__Exercise prompt__: The answer must be every line of the records below that contains the word "screenshot", copied out.

[Data records for software interfaces]

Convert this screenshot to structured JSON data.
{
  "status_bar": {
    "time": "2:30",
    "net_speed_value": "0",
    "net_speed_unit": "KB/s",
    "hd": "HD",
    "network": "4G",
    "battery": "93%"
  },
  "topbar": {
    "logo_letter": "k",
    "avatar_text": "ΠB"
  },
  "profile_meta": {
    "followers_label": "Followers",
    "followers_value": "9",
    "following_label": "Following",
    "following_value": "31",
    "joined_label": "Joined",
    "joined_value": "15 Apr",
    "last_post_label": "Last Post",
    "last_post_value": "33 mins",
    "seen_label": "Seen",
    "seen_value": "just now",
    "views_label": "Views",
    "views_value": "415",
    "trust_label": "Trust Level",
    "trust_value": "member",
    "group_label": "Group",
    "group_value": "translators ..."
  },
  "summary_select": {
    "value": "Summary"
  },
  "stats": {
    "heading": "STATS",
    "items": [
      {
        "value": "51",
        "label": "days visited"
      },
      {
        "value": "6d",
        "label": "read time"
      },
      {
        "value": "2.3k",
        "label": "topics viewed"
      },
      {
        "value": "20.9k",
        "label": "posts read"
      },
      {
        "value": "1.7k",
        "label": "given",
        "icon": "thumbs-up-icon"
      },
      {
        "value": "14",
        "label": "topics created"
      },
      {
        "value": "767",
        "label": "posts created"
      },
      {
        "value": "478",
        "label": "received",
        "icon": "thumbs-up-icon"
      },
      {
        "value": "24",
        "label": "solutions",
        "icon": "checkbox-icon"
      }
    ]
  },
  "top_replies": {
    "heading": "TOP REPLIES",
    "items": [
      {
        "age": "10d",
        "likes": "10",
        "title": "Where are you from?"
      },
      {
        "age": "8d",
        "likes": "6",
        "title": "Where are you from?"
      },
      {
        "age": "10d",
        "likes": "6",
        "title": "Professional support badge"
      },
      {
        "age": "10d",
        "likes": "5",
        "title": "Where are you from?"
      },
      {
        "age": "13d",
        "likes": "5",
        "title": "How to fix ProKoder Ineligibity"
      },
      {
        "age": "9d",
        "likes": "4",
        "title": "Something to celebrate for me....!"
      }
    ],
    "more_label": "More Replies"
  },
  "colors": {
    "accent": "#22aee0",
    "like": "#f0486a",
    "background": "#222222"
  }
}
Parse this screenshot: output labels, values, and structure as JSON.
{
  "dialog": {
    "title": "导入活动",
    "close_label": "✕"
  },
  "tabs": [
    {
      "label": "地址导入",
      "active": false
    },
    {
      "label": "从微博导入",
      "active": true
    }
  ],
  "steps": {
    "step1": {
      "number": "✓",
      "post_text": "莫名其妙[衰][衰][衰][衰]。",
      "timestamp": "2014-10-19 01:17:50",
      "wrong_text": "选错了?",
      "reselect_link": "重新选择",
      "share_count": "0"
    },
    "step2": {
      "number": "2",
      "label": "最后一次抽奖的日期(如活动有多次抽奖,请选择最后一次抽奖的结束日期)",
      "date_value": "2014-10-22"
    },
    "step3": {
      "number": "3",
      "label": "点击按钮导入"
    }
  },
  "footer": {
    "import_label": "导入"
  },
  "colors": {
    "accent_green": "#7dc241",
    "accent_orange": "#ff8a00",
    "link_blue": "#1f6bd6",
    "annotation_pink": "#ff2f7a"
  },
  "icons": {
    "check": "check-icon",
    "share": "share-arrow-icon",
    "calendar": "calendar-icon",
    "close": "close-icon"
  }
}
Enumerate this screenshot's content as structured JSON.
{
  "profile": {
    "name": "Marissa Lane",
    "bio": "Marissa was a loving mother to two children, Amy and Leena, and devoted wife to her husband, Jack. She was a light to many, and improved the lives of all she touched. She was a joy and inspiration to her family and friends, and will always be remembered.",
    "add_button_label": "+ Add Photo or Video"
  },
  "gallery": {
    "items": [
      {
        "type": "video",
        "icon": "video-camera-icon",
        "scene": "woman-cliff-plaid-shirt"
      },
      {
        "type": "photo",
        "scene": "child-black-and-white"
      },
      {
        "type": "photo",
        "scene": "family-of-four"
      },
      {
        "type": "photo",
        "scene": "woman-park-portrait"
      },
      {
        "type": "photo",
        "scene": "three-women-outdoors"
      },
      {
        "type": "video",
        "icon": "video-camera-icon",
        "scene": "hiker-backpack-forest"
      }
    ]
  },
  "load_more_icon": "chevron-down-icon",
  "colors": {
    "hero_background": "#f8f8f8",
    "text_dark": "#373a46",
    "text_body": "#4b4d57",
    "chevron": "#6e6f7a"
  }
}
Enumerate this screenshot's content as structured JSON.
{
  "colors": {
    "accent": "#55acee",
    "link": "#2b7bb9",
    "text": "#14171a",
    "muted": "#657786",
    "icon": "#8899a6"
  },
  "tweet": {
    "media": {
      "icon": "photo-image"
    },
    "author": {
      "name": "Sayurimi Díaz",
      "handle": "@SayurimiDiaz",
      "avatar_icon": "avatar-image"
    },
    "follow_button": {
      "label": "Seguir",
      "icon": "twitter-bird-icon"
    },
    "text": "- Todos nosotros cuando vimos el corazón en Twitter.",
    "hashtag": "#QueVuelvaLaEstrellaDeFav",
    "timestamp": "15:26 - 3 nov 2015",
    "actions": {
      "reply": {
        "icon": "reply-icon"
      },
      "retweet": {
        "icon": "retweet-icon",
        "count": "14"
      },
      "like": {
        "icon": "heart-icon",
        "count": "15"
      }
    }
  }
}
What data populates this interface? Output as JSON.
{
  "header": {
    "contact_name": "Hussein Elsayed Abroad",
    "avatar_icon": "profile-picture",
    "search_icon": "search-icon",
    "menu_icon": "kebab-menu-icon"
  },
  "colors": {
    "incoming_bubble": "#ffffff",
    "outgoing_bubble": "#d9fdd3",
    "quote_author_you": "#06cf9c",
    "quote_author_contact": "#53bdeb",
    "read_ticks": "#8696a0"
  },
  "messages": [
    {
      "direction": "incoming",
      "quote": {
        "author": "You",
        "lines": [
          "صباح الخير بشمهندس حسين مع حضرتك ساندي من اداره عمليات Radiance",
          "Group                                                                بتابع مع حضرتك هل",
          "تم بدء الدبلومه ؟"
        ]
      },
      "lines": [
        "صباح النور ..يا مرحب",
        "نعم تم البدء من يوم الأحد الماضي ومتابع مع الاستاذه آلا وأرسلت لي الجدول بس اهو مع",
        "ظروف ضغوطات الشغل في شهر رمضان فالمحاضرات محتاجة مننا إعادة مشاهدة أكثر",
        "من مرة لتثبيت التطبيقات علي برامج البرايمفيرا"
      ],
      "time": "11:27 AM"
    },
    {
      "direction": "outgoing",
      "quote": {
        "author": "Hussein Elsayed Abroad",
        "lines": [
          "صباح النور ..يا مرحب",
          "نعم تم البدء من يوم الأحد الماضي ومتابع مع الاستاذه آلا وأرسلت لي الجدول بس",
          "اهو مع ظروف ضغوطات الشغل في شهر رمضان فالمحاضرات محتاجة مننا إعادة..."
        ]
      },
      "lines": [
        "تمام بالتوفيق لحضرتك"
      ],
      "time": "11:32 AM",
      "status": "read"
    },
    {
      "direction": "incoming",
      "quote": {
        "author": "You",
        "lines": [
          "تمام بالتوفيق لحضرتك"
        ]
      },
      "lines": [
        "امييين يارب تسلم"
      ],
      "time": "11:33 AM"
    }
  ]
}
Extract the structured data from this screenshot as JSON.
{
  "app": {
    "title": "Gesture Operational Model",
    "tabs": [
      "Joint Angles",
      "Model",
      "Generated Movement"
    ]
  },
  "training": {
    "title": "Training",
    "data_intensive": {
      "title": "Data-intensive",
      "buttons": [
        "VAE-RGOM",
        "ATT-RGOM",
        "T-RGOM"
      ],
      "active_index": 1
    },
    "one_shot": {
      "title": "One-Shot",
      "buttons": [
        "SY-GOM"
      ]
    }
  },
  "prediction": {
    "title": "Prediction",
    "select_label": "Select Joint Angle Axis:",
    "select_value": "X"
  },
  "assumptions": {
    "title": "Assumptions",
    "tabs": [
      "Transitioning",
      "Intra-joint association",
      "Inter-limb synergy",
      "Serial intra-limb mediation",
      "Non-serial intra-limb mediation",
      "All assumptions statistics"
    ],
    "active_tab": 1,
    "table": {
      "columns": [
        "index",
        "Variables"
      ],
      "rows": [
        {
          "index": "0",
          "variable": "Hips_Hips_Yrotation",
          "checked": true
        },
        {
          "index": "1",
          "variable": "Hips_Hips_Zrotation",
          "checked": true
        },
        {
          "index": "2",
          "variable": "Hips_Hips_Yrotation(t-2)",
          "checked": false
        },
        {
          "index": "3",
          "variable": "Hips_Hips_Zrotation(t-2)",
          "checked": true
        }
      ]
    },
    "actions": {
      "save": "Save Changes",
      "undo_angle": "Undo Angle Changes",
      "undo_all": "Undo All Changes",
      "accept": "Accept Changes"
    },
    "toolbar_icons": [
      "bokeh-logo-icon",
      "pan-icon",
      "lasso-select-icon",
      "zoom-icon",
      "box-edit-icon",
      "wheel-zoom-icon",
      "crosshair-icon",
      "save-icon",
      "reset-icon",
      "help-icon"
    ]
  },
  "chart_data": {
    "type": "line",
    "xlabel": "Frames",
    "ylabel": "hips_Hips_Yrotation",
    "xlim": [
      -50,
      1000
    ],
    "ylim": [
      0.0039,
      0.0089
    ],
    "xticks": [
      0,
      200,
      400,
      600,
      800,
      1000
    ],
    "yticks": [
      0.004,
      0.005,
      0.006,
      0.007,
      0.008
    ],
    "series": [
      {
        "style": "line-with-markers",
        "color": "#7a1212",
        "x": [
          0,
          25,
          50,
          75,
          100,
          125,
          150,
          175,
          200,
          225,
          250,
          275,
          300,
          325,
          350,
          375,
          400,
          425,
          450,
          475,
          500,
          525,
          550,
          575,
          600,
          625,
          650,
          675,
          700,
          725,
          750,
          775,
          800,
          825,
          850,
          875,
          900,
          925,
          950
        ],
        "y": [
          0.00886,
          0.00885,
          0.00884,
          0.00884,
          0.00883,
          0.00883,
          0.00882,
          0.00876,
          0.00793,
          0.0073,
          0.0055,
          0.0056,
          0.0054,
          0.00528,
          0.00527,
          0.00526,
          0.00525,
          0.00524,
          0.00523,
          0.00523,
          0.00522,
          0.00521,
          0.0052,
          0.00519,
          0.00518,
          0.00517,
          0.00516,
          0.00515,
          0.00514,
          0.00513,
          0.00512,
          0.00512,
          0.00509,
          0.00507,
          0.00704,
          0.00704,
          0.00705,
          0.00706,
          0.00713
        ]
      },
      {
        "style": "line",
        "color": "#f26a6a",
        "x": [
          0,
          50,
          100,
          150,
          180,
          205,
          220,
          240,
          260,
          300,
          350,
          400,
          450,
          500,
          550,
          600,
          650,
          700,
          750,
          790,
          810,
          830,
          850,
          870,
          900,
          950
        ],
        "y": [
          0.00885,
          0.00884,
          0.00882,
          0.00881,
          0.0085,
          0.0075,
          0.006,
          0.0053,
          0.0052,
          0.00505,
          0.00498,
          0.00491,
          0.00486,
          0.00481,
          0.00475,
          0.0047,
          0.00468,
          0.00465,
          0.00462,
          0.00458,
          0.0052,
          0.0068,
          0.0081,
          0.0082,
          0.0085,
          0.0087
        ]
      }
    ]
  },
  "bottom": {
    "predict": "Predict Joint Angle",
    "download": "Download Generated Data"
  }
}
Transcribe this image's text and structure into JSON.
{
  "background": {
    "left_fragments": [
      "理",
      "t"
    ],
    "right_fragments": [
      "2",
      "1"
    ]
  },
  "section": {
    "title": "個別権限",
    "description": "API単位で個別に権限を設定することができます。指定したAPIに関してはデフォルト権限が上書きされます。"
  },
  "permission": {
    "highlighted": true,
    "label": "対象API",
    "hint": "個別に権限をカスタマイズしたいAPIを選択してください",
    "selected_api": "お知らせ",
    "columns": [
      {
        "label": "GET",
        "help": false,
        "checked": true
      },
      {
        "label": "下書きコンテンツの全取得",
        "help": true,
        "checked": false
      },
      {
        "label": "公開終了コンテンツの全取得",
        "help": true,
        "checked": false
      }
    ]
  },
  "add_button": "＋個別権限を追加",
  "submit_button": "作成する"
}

__Answer box__:
Convert this screenshot to structured JSON data.
Parse this screenshot: output labels, values, and structure as JSON.
Enumerate this screenshot's content as structured JSON.
Enumerate this screenshot's content as structured JSON.
Extract the structured data from this screenshot as JSON.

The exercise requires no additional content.